Plaxico Burress' eyes recognized someone in particular right away Sunday night, when he strolled over from the locker room to the place where family members relax until it's time to leave.
That would be 4-year-old son Elijah, the very same person Burress handed the ball to Sunday night following his first career touchdown as a Jet and first in nearly three seasons.
"He was the first person I saw when I went into the lounge, man," the wide receiver said. "Just to see him like that, have those emotions, a smile on his face, just talk to him, have fun. ... it was good. As soon as we got in the car, man he passed out.
"But it was good. He slept with the ball on his lap all the way home. And it’s just a good feeling."
Burress was a non-factor early on in the Jets' 27-24 come-from-behind victory, getting targeted by quarterback Mark Sanchez only once in the first half. Burress attributed that to some blitz packages and schematic things Dallas was doing that the Jets didn't totally expect.

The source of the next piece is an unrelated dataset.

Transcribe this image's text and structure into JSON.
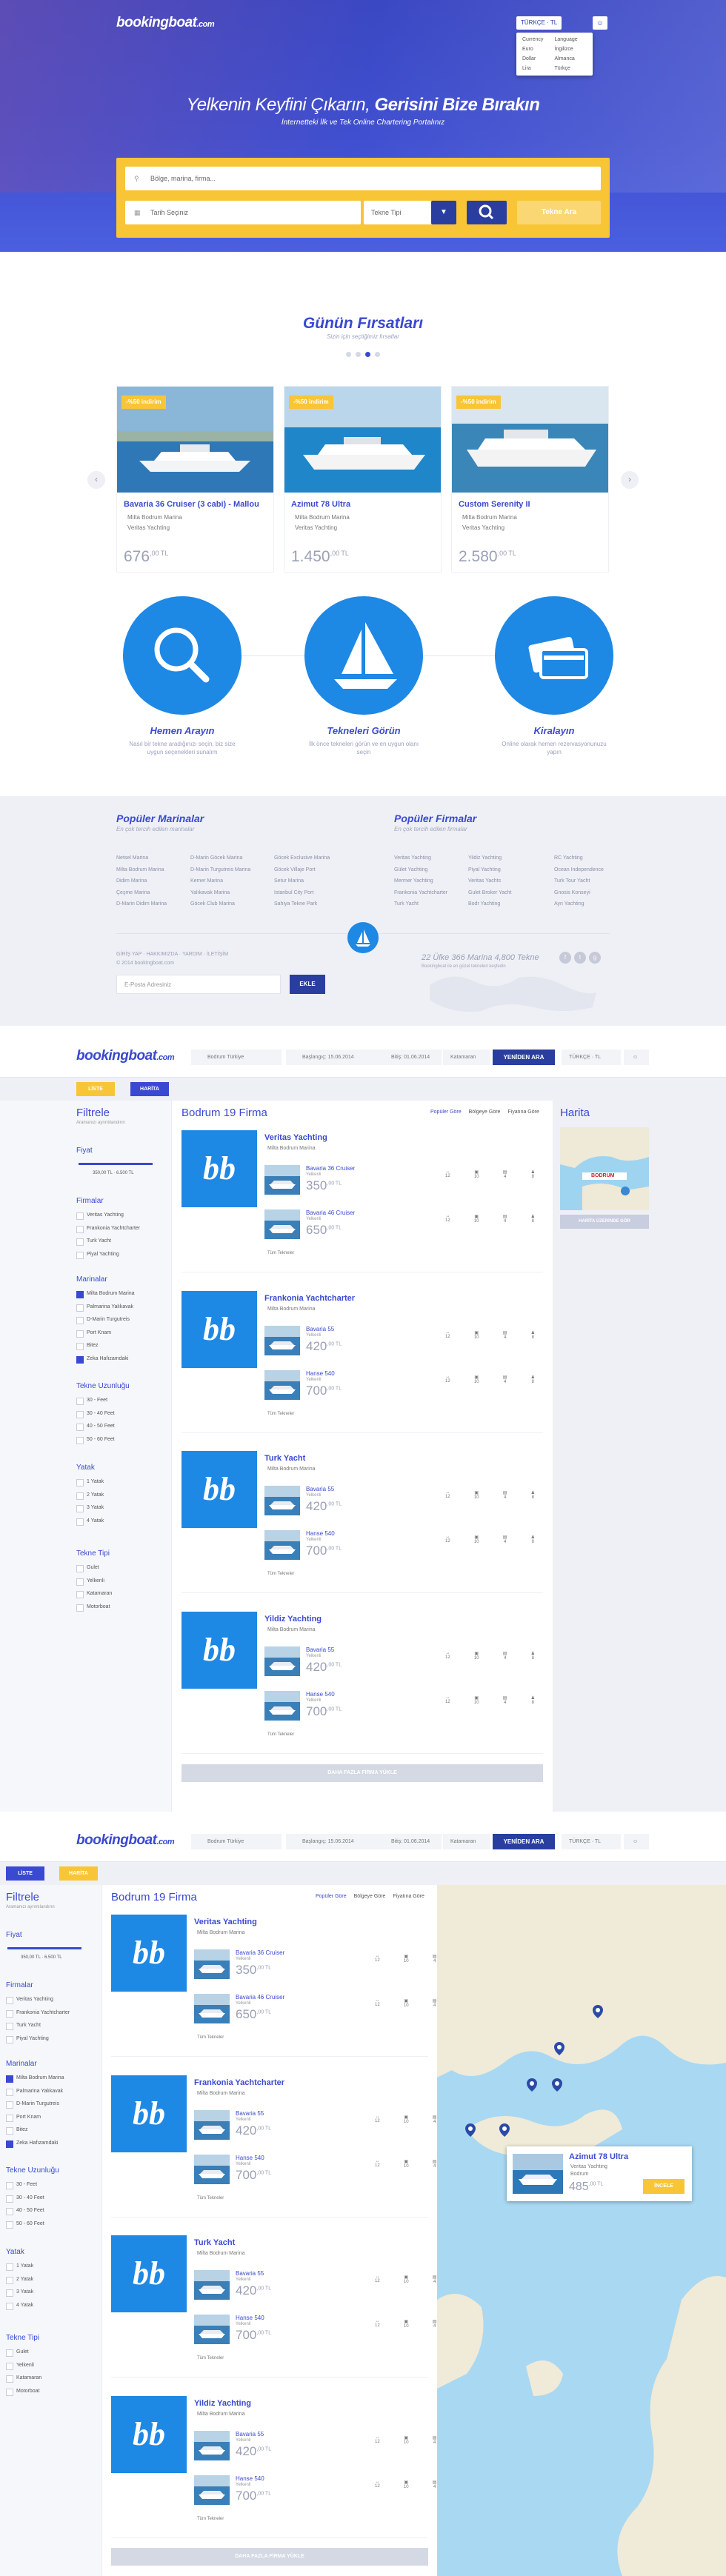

He got going in the second half, posting four receptions for 72 yards, which includes that nifty 26-yard fourth-quarter touchdown that brought the Jets within 24-17with just under 12 minutes left.

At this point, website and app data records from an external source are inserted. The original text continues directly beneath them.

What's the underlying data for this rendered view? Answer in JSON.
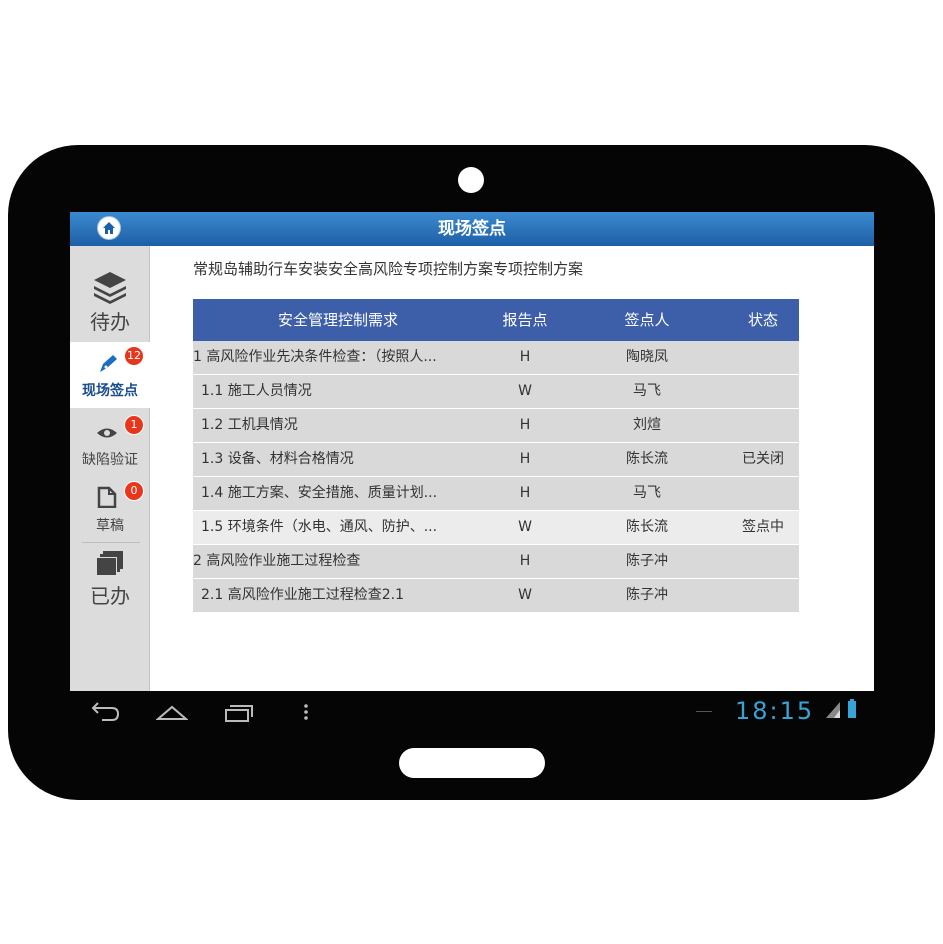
{
  "header": {
    "title": "现场签点"
  },
  "sidebar": {
    "items": [
      {
        "label": "待办",
        "icon": "layers-icon"
      },
      {
        "label": "现场签点",
        "icon": "pen-icon",
        "badge": "12",
        "active": true
      },
      {
        "label": "缺陷验证",
        "icon": "eye-icon",
        "badge": "1"
      },
      {
        "label": "草稿",
        "icon": "document-icon",
        "badge": "0"
      },
      {
        "label": "已办",
        "icon": "stacked-pages-icon"
      }
    ]
  },
  "document": {
    "title": "常规岛辅助行车安装安全高风险专项控制方案专项控制方案"
  },
  "table": {
    "headers": [
      "安全管理控制需求",
      "报告点",
      "签点人",
      "状态"
    ],
    "rows": [
      [
        "1 高风险作业先决条件检查：（按照人...",
        "H",
        "陶晓凤",
        ""
      ],
      [
        "1.1 施工人员情况",
        "W",
        "马飞",
        ""
      ],
      [
        "1.2 工机具情况",
        "H",
        "刘煊",
        ""
      ],
      [
        "1.3 设备、材料合格情况",
        "H",
        "陈长流",
        "已关闭"
      ],
      [
        "1.4 施工方案、安全措施、质量计划...",
        "H",
        "马飞",
        ""
      ],
      [
        "1.5 环境条件（水电、通风、防护、...",
        "W",
        "陈长流",
        "签点中"
      ],
      [
        "2 高风险作业施工过程检查",
        "H",
        "陈子冲",
        ""
      ],
      [
        "2.1 高风险作业施工过程检查2.1",
        "W",
        "陈子冲",
        ""
      ]
    ],
    "selected_row": 5
  },
  "system_bar": {
    "clock": "18:15"
  },
  "colors": {
    "header": "#1d5fa6",
    "table_header": "#3d5ea8",
    "badge": "#e8361d",
    "clock": "#3aa3d6"
  }
}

"There’s no reason to get bent out of shape if I haven’t caught a ball in the first or second quarter," Burress said. "I know Schotty [offensive coordinator Brian Schottenheinmer] and Mark are trying to do the best job possible to get everybody involved. We’ve got a lot of playmakers on offense. We’ve got four or five guys that can catch the ball and do great things with it after the catch.
"So everybody is going to get their touches and I think as the season goes around, we’ll see who does well and we’ll put guys in that role and we’ll just let everybody play to their strengths."
That's what the Jets are looking to do with their third-year signal caller. Sanchez is constantly under a microscope, especially in the glaring New York media spotlight. But Burress, who knows a thing or two about playing with young quarterbacks (see: Manning, Eli), said playing the position and growing up right before people's eyes isn't the easiest thing to do.
"Playing quarterback in the National Football League is the hardest job in sports, other than being a goalie in the NHL or hitting a baseball," Burress said. "Quarterback, you have to be mentally sharp everyday and I understand that. It’s a role that you grow into over time and I think Mark understands that. We are going to go as he goes.
"He’s getting better, every day. We are working tirelessly to be on the same page and when we get on Sundays, to try to make it be easy. But everything is a process. He’s coming along and I expect for him to keep getting better, week in and week out."
Burress expects the same thing from himself as he works back into football shape after all that time he lost over the past two-plus seasons.
"My conditioning was a little better than I thought it would be, going through a whole fourth quarter," he said. "I’m not saying I didn’t know exactly where it was going to be, but for the most part, I felt pretty good. So maybe I’m in a little bit better shape than I actually thought I was in going through a whole game.
"So right now, I’m really just cleaning up my routes and fundamentals – like that comeback route in the fourth quarter. That was a comeback route that I should have came back to and I let the guy come in front of me, just little things that that I’ve got to keep rehearsing, keep working so I can be sharper."